Figure IX should not be interpreted to mean that marketing and business development professionals believe that InterAction’s interface is more complicated than ContactEase’s in direct comparison. To gather information such as this, respondents who have used both would need to be asked which one is more complicated. Rather, the data in Figure IX measure survey takers’ impression of their own CRM platform, and it happens to be the case that those using InterAction, on average, are more likely to label its interface as complicated compared to those using ContactEase.
A Question of ROI
Like any investment made in business development or marketing, CRM is only as good as the ultimate return that it garners for the firm. Implementing a CRM platform not only entails the costly licensure of the actual platform, but it also often requires training to use it correctly. When fully implemented, combined costs can swell to five figures or even six figures for larger firms.
Despite the fact that 73% of firms have CRM, most firms are in a poor position to effectively measure its resultant ROI. One of the last questions in the survey asked participants to rank the level of quantifiable ROI their firm’s CRM has generated. An option was also provided for those firms without sufficient data to effectively assess ROI. Figure X below compares the responses to this question with those of our 2015 study.

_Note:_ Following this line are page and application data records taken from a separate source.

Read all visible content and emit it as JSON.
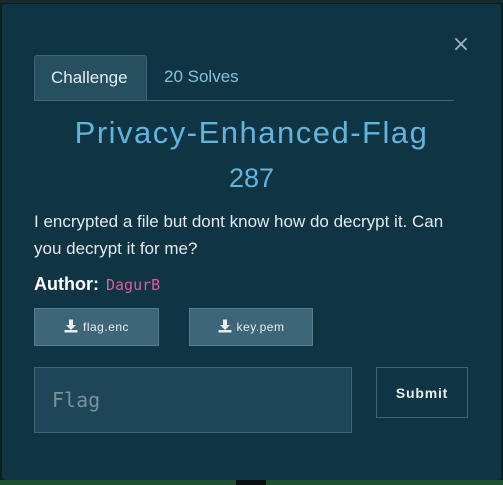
{
  "modal": {
    "close_glyph": "×",
    "tabs": [
      {
        "label": "Challenge",
        "active": true
      },
      {
        "label": "20 Solves",
        "active": false
      }
    ],
    "title": "Privacy-Enhanced-Flag",
    "points": "287",
    "description": "I encrypted a file but dont know how do decrypt it. Can you decrypt it for me?",
    "author_label": "Author:",
    "author_name": "DagurB",
    "files": [
      {
        "label": "flag.enc",
        "icon": "download-icon"
      },
      {
        "label": "key.pem",
        "icon": "download-icon"
      }
    ],
    "flag_placeholder": "Flag",
    "submit_label": "Submit"
  },
  "colors": {
    "modal_bg": "#0f3444",
    "title": "#63b4dd",
    "author_name": "#e25a9a",
    "tab_active_bg": "#264f60",
    "tab_inactive_text": "#7fc4dc"
  }
}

The majority of firms indicated that they lack sufficient quantifiable data to determine whether their investment in a CRM platform has led to a measurable return. Particular emphasis was put on quantifiable data due to the oftentimes subjective nature of measuring ROI for various initiatives (used by marketing and business development staff). It is the firm belief of this paper’s authors that soft, anecdotal assessment metrics are unable to compare with more objective data indicators such as originations, new matters opened, and total revenue figures. And given the significant investment needed to fully implement a CRM initiative, the lack of objective quantifiable data tracking is cause for concern.

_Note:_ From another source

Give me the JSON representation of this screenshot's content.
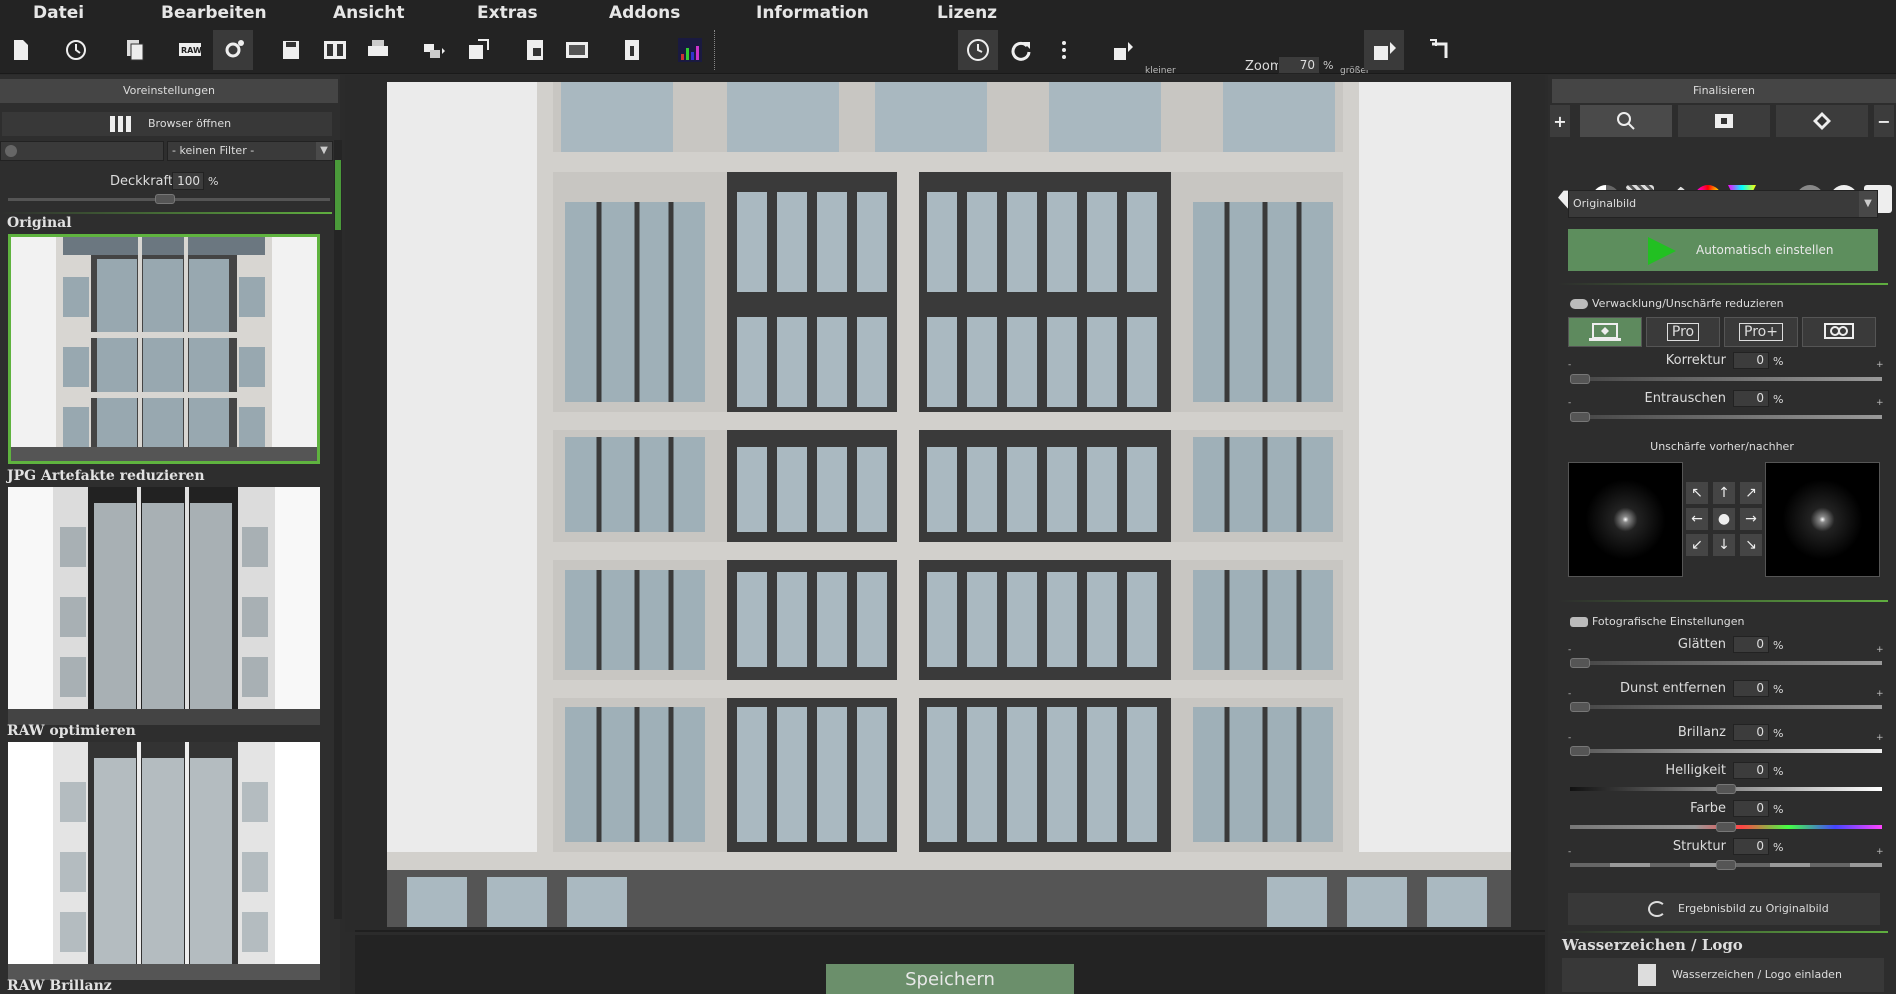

Encouragingly, firms have improved their ability to measure quantifiable ROI since last year. The instance of respondents who indicated they had insufficient quantifiable data to calculate ROI decreased by 9% this year, and firms that indicated a high ROI increased by 5%. Marketing and business development professionals should endeavor to find more ways to quantify this metric, especially if they wish to emphasize the value of CRM and encourage its utilization by lawyers.